The Cayman Islands Department of Environment recommended that an environmental impact assessment should be executed before Dart Real Estate is allowed to remove beach rock from coastal waters off of the nation’s Seven Mile Beach.
This advisement comes from a screening opinion contained within Dart Real Estate’s coastal works application. The application has been submitted to remove over 1000 running feet of rock formations where the nation’s largest property owner/developer seeks to build a brand new luxury hotel. Locals and local activist groups have bitterly contested the application on the grounds that the rock formations are, in fact, made up of corals and other life and their removal will irreparably damage the coast and the ecosystem.
The Cayman Islands Department of Environment’s technical review committee has additionally recommended that the entire hotel development undertake a similar assessment at the same time as the coastal works evaluation. Since Dart’s application has indicated that the beachrock removal is vital for the hotel’s development they have recommended that the EIA should encompass both the land and sea elements as they contend that the two are inextricably linked. If the National Conservation Council adopts this assessment recommendation – Dart Real Estate could very well be obligated to fund the environmental impact assessment before its plans to build the hotel and remove the rock/coral can be formally considered.
Dart responded by insisting that its application for the right to perform the works was informed by extensive scientific study on Grand Cayman’s natural environment. They also said that coastal engineering consultantshad found the impact of removing the beach rock on the proposed area of Seven Mile Beach would be minimal. One of the key concernsmentioned by environment officials is that the removal of these “beach rocks” could cause significant erosion to Seven Mile Beach. They also say that given the complex nature of the natural coastal processes along Seven Mile Beach, and the economic worth of the beach, that the potential risks associated with shoreline tampering are high and could lead to permanent damage. They also stress that a complex assessment is vital and that these proposed works need to be considered within the context of a coastal engineering report that objectively evaluates their impact. The wider environment of the Seven Mile Beach coastal system as a whole, they say, should not be ignored.
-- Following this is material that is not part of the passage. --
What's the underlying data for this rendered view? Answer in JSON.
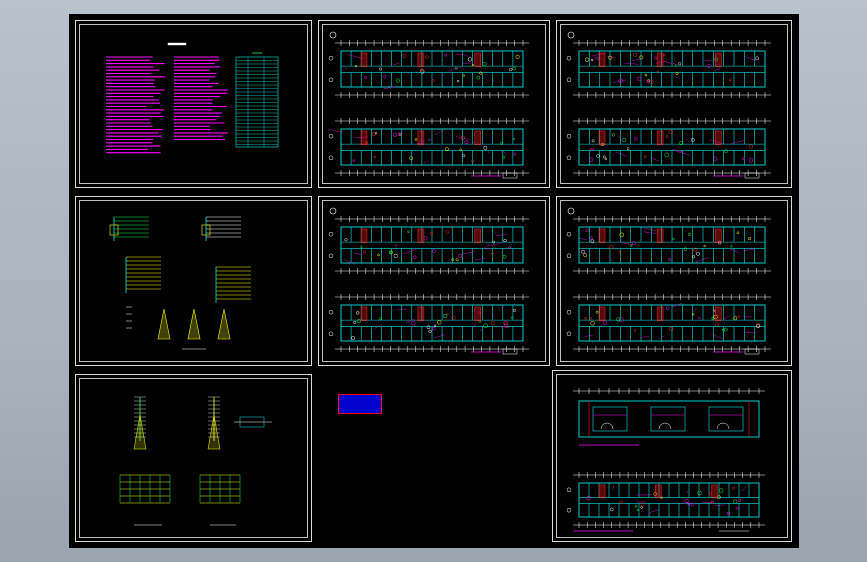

Furthermore, they contend that the report submitted by Dart in support of its application by Coastal Engineers from Calvin, Giordano & Associates and Applied Technology & Management doesn’t delve deep enough into the issue and does not meet the independent criteria or include the public feedback included in a formal EIA. A formal EIA process ensures that those persons carrying out the assessment are independently vetted, unbiased and rigorous.At the core of this issue is the permanent loss of marine life, animals in their natural habitat and the socio-economic impact of a lost resource. Many cannot help but wonder that even if this EIA is undertaken, will it be done in a fair and arbitrary manner? What happens, then, if the assessment conclusion recommends that the area remain unmolested? Will the government decline the application and risk the whole development (and the hundreds of millions it stands to make) being scrapped? Is this process being undertaken because of a genuine concern for Cayman’s environment and coastal waters ~or~ is this merely a hoop to jump through for the nation’s largest property developer?